Wednesday, 22 October 2014


Waaaaa! Wows. This is a really cool sound. You fall through a wormhole into the centre of the Earth and come out the other side and realise you're in a different dimension where everything glints towards bioluminescence and in the air there is the aroma of biological immortality achieved through hundreds of years of research on Turritopsis dohrnii jellyfish and transdifferentiation. Everyone lives forever and nothing is sacred yet we wonder still why and how everything is as it is. Humanity bulges in our corner of the universe and religion is a fairytale and we are all individualist libertarians.

Anyway, like, that's kinda what I felt when I listened to this track. It's by a person from Austin, Texas, who makes music under the name of Blaz. The track itself is called 'Sink' and, well yeah, it's kinda like sinking. First inspired to make electronic music whilst living in France a few years ago, Blaz calls it "very shiny and digital" and that's it on a basic level. In an email to Y/N, Blaz also shared some background information about the song: "The inspiration for it was old N64 video games... and a desire to take some of the recent PC Music sound, which I love, and twist it into something a little darker and heavier."

From the start, eternal arpeggios stream into your ears like schizoid pulsar stars, glassy galactic fog breathing with it, spiralling towards the main body of the track.

Tumbling fragmented kicks ba-dum-ba-dum-dum beneath, which become a regular beat punctuated with kung-fu-punch snare-claps, occasioned with stark synth chords blasting, which break into a melody towards the end alongside rollicking snares for building up and virtuoso popping sounds in what could be one of the regular favourites at the juke-specialising Club Satellite orbiting the earth (circa 2376), a slowdown retro sample ringing out: "This is how we—" ("—do it," I guess).

Blaz Social Media Presence ☟

Tuesday, 21 October 2014


Never before has a song sounded so much like its title.

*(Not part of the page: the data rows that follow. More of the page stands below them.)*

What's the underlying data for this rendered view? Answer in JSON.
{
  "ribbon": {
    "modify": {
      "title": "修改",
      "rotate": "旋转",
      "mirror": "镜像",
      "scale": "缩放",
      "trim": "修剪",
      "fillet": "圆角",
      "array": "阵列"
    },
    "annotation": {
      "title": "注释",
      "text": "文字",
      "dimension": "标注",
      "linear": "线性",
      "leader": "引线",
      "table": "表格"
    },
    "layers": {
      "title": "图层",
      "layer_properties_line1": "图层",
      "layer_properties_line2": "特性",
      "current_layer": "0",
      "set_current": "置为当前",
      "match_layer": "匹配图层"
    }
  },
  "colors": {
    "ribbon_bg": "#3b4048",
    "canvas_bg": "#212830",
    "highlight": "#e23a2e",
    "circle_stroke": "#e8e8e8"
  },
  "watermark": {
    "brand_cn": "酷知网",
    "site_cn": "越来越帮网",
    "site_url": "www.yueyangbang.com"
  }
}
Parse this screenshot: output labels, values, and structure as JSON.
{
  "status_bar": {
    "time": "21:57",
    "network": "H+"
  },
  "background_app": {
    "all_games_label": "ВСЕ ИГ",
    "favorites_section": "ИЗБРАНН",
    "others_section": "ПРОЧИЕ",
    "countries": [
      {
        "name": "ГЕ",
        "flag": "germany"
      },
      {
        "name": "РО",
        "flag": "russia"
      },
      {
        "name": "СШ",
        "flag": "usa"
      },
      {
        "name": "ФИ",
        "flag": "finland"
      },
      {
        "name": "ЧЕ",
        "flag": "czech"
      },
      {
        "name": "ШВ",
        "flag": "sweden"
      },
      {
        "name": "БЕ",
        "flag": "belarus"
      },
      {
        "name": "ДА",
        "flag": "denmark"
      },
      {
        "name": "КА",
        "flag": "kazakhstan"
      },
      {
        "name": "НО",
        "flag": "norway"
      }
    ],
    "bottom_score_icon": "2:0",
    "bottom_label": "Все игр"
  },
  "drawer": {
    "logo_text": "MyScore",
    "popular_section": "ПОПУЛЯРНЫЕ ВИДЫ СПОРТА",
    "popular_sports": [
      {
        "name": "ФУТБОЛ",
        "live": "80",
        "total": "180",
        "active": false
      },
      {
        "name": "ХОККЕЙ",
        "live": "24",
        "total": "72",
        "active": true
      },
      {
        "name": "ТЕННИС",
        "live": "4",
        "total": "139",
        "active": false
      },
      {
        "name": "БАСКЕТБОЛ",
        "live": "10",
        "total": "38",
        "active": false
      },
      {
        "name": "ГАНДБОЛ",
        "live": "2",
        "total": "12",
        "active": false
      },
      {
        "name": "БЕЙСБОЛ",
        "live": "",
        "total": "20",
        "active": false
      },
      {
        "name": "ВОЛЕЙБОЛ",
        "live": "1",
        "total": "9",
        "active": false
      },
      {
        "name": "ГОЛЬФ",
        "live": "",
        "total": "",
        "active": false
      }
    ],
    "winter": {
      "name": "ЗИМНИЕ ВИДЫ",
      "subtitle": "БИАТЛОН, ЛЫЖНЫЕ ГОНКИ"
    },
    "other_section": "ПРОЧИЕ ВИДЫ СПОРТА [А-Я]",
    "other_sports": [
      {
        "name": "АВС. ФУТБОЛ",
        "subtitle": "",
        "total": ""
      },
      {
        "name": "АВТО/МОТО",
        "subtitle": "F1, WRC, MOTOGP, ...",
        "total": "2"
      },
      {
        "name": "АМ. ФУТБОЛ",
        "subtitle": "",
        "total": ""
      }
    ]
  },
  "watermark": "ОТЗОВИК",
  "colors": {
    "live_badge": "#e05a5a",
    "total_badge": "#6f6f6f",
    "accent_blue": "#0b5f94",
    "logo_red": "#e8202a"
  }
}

Well maybe it has but anyway… This is 'Slow Snow' by mus.hiba and yes, it basically sounds like slow snow. It is a delicate and gentle song, artfully spanning the four minutes of its existence with a snowscape of sound, a soundscape of snow; it falls from the evening sky in slo-mo spirals, highlighted in streetlights that grace the already fallen layer of snow on the ground – no one is around in the frozen streets. It sure does paint a picture.

The track is all set to a slow and carefully considered beat that summons the laid-back style of southern hip hop and trap, giving substance to the hugely expansive synths that satisfyingly dip in volume with each heartbeat kick. Dancing with these synth chords are piano melodies and clusters of gravity-defying glockenspiel, chiming evermore towards the end of the track.

On vocals it features not an actual person but one of the voices or even personalities taken from voicebank freeware UTAU, called Yufu Sekka, the gentle sounds of whom whisper like breezes in the synthetic snow-swirls of mus.hiba's production. Using this hyperreal technique, mus.hiba has created an entire album of music centred around themes of snow and winter, "to express the fragility of a two-dimensional character singing." I very much like this idea. Top marks.

  • The album is called White Girl, it is scheduled for release 10th December (suitably wintry) on the Japanese Noble Label and it will be very, very beautiful if 'Slow Snow' is anything to go by. Go buy it here.
  • Also check out the fragmented prettiness and gradual intensity of the other song released from the album so far, 'Moonlight'
  • Fun fact: Yufu Sekka = Yufu, ユフ, inverse of fuyu (winter); Sekka, 雪歌 ("Snow Song") – so there you go.

☟ Social Media Presence ☟

Monday, 20 October 2014


From the first organic twinklings of this track, it's a joy to listen to from start to finish, and marks a slightly harder sound for its creator, the one who remixed 'Come Down Softly' rather, London musicmaker et aliae. The kicks, locked into syncopation with the smart synth chords, seem to thud with more rumbling punch than they ever have done, yet she retains the sense she brings to all her songs, that of floating in a known unknown, a substantial cloud of nothingness travelling down glossy new waterslides in the slacker capacity of ride tester; you don't have to queue for this shit, it's instantly accessible.

The original track by Brooklyn band Lemonade (who can now count et aliae as a labelmate; this remix marks her induction to supernice label CASCINE) is a reverbing wash of sound with an oceanic feel, one that et aliae has channeled into fluid streams and angularly winding rivulets through her use jazz-flavoured chords and more legible beats than feature in the original, abounding with virtuosic hi-hats and tropically lilting shakers, and retaining the phantomic reverbing of the original's vocals.

I guess this is it. A very nice remix of a tasty song, which has helped to illustrate the power of internet music: even without pretence, it WILL BE and HAS BEEN noticed.

Lemonade Social Media Presence ☟

et aliae Social Media Presence ☟